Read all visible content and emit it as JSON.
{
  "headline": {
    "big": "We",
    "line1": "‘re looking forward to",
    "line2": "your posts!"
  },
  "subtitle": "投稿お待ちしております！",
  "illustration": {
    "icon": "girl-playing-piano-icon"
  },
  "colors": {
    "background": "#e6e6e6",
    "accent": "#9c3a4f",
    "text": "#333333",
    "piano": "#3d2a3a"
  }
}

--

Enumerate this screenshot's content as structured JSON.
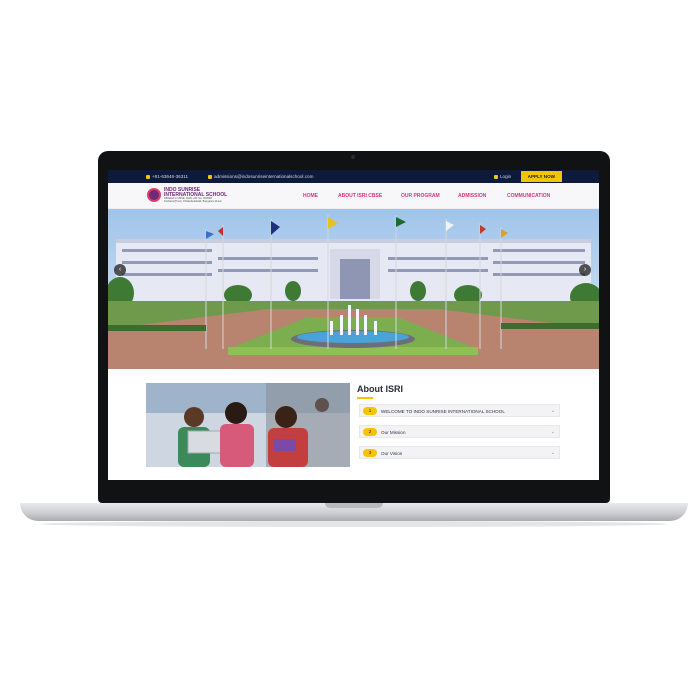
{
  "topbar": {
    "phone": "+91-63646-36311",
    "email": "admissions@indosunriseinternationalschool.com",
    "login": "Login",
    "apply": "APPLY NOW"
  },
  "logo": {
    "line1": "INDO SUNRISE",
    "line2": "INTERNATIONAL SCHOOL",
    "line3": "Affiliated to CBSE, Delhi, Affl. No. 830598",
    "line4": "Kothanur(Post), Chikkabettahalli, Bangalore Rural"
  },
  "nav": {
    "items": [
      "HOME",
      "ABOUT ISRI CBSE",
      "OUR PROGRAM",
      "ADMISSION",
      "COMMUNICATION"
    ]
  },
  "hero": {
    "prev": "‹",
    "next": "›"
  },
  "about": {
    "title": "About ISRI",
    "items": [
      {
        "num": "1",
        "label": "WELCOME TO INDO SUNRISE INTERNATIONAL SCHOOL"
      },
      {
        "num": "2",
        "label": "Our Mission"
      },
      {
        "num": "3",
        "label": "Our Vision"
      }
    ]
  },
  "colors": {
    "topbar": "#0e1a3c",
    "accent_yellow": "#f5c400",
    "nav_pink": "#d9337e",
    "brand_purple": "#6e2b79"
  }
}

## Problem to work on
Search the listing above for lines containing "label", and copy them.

## The completed task
        "label": "WELCOME TO INDO SUNRISE INTERNATIONAL SCHOOL"
        "label": "Our Mission"
        "label": "Our Vision"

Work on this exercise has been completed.